Pothos plants are not heavy feeders. But since there are typically no nutrients in most potting soils, you can feed the plant monthly to bi-monthly with any balanced houseplant fertilizer to increase nutrition.
Types of Pothos
Many varieties of pothos have been developed with different types of leaf variegation, with white, yellow, or light green patches interrupting the predominant deep green. There are also cultivars with leaves that are solid light green. Some recommended pothos cultivars include:
- "Marble Queen": A varietal with an exceptionally attractive white-and-green variegated pattern. It will need more light than most pothos to maintain its unique coloring.
- "Pearls and Jade": This varietal is also white and green, but instead of striping, the colors show up in the form of small dots.
- "Neon": A bright chartreuse variety, this pothos need less light and is great for darker spaces.
- "Silver Satin": This varietal has thick gray-green leaves with silver splotches. It is very tolerant of drought and low-light conditions.
Potting and Repotting Pothos
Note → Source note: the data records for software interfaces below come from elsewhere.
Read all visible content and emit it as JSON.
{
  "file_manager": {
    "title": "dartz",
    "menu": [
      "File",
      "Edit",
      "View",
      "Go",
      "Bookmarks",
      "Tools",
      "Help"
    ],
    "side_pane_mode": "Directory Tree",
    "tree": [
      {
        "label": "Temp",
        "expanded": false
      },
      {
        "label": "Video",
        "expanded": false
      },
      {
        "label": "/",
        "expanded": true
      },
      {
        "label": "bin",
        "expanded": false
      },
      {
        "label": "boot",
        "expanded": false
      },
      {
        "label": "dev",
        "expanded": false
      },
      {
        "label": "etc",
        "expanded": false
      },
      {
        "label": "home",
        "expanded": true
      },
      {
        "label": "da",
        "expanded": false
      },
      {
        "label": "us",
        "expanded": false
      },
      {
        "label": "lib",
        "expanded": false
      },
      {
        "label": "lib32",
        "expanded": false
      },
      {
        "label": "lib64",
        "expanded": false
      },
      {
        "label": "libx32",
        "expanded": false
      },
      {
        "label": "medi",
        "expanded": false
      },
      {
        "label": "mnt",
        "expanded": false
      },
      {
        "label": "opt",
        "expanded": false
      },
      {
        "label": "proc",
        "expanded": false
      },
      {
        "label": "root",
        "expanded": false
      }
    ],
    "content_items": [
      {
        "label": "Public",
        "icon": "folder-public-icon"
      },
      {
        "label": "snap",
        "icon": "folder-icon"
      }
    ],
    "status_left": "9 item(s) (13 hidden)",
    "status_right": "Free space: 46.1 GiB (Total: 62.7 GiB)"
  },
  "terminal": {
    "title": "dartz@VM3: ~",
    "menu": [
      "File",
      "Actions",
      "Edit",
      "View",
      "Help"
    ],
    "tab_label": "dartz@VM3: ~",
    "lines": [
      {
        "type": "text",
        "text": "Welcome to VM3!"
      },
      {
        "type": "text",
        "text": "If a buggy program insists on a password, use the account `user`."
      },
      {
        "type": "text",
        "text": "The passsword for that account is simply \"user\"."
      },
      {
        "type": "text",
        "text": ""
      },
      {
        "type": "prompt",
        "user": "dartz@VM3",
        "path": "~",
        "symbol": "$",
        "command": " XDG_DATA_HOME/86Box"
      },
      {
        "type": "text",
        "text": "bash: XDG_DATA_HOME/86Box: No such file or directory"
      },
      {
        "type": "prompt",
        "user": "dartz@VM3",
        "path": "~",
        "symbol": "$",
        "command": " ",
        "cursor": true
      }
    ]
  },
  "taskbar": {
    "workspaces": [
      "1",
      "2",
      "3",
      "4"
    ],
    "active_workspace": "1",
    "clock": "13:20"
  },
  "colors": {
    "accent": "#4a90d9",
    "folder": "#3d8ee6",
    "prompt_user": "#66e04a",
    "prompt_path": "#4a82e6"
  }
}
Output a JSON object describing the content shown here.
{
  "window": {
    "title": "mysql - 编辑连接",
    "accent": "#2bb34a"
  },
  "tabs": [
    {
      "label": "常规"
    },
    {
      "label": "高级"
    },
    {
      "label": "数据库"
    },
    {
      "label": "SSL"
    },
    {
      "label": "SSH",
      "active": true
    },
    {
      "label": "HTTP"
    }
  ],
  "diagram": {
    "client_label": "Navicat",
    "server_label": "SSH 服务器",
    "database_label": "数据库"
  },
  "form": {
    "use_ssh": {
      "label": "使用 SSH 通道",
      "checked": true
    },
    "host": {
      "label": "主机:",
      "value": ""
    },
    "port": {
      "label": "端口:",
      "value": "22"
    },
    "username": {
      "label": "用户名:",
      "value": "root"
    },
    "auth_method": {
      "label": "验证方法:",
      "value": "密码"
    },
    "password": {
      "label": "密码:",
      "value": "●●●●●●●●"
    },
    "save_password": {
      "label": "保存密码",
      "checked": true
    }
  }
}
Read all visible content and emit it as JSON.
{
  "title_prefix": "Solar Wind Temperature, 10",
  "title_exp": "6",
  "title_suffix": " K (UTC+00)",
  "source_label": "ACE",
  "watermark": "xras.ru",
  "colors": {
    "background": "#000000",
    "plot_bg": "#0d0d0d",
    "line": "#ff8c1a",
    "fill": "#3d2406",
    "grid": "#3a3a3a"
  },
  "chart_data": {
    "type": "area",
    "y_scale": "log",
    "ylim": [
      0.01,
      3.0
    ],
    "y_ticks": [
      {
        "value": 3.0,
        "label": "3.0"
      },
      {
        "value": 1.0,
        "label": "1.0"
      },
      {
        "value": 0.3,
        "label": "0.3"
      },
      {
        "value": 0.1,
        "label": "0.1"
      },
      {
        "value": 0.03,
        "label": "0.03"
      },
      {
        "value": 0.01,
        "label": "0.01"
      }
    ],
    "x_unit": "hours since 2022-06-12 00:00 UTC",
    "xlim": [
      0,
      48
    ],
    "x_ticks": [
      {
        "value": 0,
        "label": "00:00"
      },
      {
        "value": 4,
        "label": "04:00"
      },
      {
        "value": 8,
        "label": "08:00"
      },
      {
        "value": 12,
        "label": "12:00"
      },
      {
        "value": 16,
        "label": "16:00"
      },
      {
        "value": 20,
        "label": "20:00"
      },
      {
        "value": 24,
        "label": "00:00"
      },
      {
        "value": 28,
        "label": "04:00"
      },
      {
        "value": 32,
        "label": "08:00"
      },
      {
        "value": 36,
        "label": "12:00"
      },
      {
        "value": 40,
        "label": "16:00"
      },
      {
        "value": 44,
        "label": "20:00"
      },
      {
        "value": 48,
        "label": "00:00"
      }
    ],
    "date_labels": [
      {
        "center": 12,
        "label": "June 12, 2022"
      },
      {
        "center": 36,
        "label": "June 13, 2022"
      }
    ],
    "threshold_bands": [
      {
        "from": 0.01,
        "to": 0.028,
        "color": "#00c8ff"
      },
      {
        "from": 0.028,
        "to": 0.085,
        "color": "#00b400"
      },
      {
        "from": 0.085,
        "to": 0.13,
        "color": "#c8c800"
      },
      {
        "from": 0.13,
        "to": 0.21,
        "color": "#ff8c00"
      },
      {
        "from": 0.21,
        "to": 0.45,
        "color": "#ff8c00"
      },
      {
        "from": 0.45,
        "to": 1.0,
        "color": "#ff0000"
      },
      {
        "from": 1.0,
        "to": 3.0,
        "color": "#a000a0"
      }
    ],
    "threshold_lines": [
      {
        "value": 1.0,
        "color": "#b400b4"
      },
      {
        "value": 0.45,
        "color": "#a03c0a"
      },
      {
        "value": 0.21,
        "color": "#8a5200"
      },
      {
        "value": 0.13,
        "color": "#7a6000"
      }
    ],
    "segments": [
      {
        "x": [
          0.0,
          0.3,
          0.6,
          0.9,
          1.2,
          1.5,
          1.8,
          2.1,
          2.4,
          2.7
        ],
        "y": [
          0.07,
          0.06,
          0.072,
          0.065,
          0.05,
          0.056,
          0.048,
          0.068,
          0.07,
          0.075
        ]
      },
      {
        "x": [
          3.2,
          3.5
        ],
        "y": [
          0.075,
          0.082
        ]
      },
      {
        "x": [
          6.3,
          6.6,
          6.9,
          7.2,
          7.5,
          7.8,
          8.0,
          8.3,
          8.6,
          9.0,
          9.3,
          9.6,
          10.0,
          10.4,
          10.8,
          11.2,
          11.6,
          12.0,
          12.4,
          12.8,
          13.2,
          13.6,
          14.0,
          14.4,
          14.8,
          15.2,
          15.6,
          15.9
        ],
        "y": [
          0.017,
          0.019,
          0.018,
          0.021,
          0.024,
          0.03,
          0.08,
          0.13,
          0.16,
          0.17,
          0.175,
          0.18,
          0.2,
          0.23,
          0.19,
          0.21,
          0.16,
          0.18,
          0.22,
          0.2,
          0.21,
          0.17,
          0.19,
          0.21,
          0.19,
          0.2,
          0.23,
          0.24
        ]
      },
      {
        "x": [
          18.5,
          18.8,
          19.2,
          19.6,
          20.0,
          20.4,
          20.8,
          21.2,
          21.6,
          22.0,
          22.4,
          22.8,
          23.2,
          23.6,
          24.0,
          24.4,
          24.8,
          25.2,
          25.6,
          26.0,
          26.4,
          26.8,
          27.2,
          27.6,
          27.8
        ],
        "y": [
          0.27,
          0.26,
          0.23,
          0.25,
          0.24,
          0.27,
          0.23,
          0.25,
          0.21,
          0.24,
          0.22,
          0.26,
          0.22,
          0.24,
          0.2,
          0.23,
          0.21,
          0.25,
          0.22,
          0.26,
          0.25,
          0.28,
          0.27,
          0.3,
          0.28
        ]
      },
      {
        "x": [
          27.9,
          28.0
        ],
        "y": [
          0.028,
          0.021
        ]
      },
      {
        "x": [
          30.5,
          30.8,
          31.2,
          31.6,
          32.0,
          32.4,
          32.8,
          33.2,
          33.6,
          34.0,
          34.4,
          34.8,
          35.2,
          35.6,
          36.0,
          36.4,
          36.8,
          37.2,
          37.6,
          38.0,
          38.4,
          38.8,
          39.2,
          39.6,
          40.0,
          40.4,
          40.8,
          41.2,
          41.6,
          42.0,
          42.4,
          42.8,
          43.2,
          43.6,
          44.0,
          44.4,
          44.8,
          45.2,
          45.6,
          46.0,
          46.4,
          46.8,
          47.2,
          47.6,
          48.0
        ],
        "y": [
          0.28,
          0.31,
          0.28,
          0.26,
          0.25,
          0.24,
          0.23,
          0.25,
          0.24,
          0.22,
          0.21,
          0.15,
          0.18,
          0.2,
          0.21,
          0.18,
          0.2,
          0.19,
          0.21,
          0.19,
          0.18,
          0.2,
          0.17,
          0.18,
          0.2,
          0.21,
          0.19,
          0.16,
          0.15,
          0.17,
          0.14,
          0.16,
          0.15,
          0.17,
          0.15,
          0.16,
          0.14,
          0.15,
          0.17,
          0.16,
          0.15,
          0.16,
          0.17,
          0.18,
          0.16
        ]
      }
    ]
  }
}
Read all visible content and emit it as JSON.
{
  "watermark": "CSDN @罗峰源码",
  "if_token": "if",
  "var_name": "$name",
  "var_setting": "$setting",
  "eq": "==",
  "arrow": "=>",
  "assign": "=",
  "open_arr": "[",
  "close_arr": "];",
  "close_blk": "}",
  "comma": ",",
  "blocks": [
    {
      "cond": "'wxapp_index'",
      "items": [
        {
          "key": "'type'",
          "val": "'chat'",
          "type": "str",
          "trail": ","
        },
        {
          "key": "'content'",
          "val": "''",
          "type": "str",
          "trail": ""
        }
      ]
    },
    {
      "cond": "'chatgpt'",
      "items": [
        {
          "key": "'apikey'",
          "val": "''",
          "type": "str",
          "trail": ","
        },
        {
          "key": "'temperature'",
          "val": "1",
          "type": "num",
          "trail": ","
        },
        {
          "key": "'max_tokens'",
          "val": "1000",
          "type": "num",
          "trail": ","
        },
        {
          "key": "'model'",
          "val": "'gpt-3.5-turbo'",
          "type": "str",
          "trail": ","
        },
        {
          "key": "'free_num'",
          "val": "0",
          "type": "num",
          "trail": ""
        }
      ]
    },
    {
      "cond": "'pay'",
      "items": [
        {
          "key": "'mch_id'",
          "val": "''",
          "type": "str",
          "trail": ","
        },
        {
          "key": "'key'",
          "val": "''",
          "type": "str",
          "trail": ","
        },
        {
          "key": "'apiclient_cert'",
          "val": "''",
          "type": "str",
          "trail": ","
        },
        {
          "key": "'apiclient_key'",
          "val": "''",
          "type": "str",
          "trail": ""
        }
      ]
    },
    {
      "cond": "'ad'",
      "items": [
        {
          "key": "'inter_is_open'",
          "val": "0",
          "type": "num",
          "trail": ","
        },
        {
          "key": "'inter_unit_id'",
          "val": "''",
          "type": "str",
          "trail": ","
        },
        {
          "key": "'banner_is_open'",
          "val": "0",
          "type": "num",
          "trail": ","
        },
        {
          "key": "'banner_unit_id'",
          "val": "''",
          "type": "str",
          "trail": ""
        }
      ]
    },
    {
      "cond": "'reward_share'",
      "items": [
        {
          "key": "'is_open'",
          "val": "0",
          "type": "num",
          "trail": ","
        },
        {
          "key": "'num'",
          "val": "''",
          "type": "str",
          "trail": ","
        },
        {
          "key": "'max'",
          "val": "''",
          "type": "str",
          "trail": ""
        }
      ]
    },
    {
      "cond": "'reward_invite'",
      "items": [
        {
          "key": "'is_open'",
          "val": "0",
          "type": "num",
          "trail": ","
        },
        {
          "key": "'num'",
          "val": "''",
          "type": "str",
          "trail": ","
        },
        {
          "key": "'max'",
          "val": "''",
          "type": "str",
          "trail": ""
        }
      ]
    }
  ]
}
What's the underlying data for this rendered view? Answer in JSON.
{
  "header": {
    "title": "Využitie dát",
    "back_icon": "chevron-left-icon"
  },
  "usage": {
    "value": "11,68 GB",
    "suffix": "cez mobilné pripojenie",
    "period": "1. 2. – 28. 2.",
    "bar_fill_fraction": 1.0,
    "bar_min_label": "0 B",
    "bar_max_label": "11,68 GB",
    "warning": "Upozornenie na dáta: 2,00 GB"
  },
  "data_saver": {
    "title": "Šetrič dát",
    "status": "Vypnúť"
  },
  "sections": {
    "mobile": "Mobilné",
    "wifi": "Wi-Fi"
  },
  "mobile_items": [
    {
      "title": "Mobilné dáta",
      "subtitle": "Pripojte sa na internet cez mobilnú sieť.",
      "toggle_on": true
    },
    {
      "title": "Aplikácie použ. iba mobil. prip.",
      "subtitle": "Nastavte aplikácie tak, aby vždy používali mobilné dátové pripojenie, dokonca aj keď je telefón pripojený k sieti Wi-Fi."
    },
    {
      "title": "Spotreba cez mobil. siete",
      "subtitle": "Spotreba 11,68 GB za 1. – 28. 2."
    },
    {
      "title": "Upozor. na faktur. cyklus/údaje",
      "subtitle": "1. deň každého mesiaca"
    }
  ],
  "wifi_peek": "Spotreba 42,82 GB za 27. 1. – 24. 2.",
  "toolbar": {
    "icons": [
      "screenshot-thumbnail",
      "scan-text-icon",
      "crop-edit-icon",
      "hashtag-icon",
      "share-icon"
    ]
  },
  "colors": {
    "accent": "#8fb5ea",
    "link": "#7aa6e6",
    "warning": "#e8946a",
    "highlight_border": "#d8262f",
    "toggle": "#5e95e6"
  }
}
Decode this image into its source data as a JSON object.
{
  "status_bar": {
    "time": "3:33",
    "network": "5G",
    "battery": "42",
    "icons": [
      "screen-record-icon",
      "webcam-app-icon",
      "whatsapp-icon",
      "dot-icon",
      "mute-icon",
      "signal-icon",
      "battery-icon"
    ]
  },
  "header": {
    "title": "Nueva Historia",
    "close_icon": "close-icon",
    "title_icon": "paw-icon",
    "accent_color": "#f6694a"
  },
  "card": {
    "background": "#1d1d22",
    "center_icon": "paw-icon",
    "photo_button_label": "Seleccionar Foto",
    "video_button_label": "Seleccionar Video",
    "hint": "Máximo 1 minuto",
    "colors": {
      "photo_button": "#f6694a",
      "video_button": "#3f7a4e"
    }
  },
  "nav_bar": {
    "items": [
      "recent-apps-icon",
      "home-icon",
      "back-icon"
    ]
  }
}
Eventually, your pothos will become pot-bound. When the leaves droop, no matter how much or often you water them, that's a sure sign that the roots have probably filled the planter. Carefully lift the plant and check to see if this is the problem. You may even be able to see roots growing out of the drainage holes. When the plant has reached this stage, you can re-pot it in a container that is one or two sizes larger in diameter and depth and filled with fresh potting soil.
Pothos is easily propagated simply by taking stem cuttings.
- Using a sterile, sharp cutting tool, cut a healthy stem with at least three leaves at an angle about a half-inch or inch below the lowest leaf.
- Remove the lowest leaf from the stem cutting (you don't need to remove the other leaves).
- Place the rooting in a vase or jar of water, but do not let the remaining leaves touch the water.
- Once the cutting in water has sprouted new roots that are several inches long, likely over the course of a few weeks, move it into a pot with potting soil as soon as possible so it can begin to get its nutrients.
- Put the pot in a spot with bright indirect light.
Pothos is usually pest-free. However, the plant can occasionally become infested with mealybugs. A simple insecticidal soap works against the pests, but the easiest method is to simply dab the insects with an alcohol-soaked cotton swab.
Is pothos easy to care for?
Caring for a pothos plant is very easy and they're pretty tolerant of neglect and growing environments that are not totally ideal.
How fast does pothos grow?
Pothos is a quick-growing houseplant, and can potentially add over a foot of length in one month.
What's the difference between pothos and philodendron plants?
Pothos and philodendron are two common houseplants that look almost identical but they are two separate and distinct plants. The easiest way to tell them apart is by their leaves. Pothos plants have subtle heart-shaped leaves that are large, thick, textured, and waxy while philodendrons have more distinctive heart-shaped leaves that are thinner, softer, and smoother.
American Society for the Prevention of Cruelty to Animals. “17 Plants Poisonous to Pets.” Aspcapro.org. N.p., 17 June 2015. Web.